Start of Provided material

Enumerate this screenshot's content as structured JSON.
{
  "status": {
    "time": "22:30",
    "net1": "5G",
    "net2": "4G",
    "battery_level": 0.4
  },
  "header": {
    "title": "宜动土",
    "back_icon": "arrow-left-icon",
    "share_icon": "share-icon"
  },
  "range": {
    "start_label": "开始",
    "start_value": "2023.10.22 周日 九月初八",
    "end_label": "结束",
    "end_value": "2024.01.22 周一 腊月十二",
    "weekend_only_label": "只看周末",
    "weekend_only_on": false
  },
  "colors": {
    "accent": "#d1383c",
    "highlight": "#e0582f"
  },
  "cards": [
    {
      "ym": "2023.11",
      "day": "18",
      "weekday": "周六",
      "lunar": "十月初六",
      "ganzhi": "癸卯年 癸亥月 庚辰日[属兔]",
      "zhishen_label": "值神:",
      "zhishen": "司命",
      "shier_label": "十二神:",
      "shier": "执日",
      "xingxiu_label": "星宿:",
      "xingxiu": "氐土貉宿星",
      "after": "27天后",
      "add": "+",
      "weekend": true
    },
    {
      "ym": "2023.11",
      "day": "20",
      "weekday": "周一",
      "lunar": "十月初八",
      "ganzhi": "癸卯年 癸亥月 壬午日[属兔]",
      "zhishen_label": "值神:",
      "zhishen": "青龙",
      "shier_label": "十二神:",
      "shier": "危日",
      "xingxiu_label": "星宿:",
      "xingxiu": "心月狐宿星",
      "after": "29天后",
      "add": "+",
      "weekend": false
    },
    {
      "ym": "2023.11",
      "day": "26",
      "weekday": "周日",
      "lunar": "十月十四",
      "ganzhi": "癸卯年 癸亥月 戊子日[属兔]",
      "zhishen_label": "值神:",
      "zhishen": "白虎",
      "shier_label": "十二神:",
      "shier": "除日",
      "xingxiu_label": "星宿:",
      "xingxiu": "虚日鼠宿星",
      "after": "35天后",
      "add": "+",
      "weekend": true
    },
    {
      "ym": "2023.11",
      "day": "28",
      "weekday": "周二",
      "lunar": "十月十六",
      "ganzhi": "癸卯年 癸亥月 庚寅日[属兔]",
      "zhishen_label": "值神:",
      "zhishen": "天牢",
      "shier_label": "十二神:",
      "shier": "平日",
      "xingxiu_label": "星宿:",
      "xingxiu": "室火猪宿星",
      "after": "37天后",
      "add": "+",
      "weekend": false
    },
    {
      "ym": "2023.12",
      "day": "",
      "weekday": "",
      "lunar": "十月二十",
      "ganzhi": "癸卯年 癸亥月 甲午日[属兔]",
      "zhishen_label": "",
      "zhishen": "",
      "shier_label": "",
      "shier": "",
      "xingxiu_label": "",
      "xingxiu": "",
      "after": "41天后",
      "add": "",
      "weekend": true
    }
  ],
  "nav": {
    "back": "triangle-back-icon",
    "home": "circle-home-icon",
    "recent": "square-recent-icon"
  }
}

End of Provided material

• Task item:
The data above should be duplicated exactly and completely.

• Response to the task:
Enumerate this screenshot's content as structured JSON.
{
  "status": {
    "time": "22:30",
    "net1": "5G",
    "net2": "4G",
    "battery_level": 0.4
  },
  "header": {
    "title": "宜动土",
    "back_icon": "arrow-left-icon",
    "share_icon": "share-icon"
  },
  "range": {
    "start_label": "开始",
    "start_value": "2023.10.22 周日 九月初八",
    "end_label": "结束",
    "end_value": "2024.01.22 周一 腊月十二",
    "weekend_only_label": "只看周末",
    "weekend_only_on": false
  },
  "colors": {
    "accent": "#d1383c",
    "highlight": "#e0582f"
  },
  "cards": [
    {
      "ym": "2023.11",
      "day": "18",
      "weekday": "周六",
      "lunar": "十月初六",
      "ganzhi": "癸卯年 癸亥月 庚辰日[属兔]",
      "zhishen_label": "值神:",
      "zhishen": "司命",
      "shier_label": "十二神:",
      "shier": "执日",
      "xingxiu_label": "星宿:",
      "xingxiu": "氐土貉宿星",
      "after": "27天后",
      "add": "+",
      "weekend": true
    },
    {
      "ym": "2023.11",
      "day": "20",
      "weekday": "周一",
      "lunar": "十月初八",
      "ganzhi": "癸卯年 癸亥月 壬午日[属兔]",
      "zhishen_label": "值神:",
      "zhishen": "青龙",
      "shier_label": "十二神:",
      "shier": "危日",
      "xingxiu_label": "星宿:",
      "xingxiu": "心月狐宿星",
      "after": "29天后",
      "add": "+",
      "weekend": false
    },
    {
      "ym": "2023.11",
      "day": "26",
      "weekday": "周日",
      "lunar": "十月十四",
      "ganzhi": "癸卯年 癸亥月 戊子日[属兔]",
      "zhishen_label": "值神:",
      "zhishen": "白虎",
      "shier_label": "十二神:",
      "shier": "除日",
      "xingxiu_label": "星宿:",
      "xingxiu": "虚日鼠宿星",
      "after": "35天后",
      "add": "+",
      "weekend": true
    },
    {
      "ym": "2023.11",
      "day": "28",
      "weekday": "周二",
      "lunar": "十月十六",
      "ganzhi": "癸卯年 癸亥月 庚寅日[属兔]",
      "zhishen_label": "值神:",
      "zhishen": "天牢",
      "shier_label": "十二神:",
      "shier": "平日",
      "xingxiu_label": "星宿:",
      "xingxiu": "室火猪宿星",
      "after": "37天后",
      "add": "+",
      "weekend": false
    },
    {
      "ym": "2023.12",
      "day": "",
      "weekday": "",
      "lunar": "十月二十",
      "ganzhi": "癸卯年 癸亥月 甲午日[属兔]",
      "zhishen_label": "",
      "zhishen": "",
      "shier_label": "",
      "shier": "",
      "xingxiu_label": "",
      "xingxiu": "",
      "after": "41天后",
      "add": "",
      "weekend": true
    }
  ],
  "nav": {
    "back": "triangle-back-icon",
    "home": "circle-home-icon",
    "recent": "square-recent-icon"
  }
}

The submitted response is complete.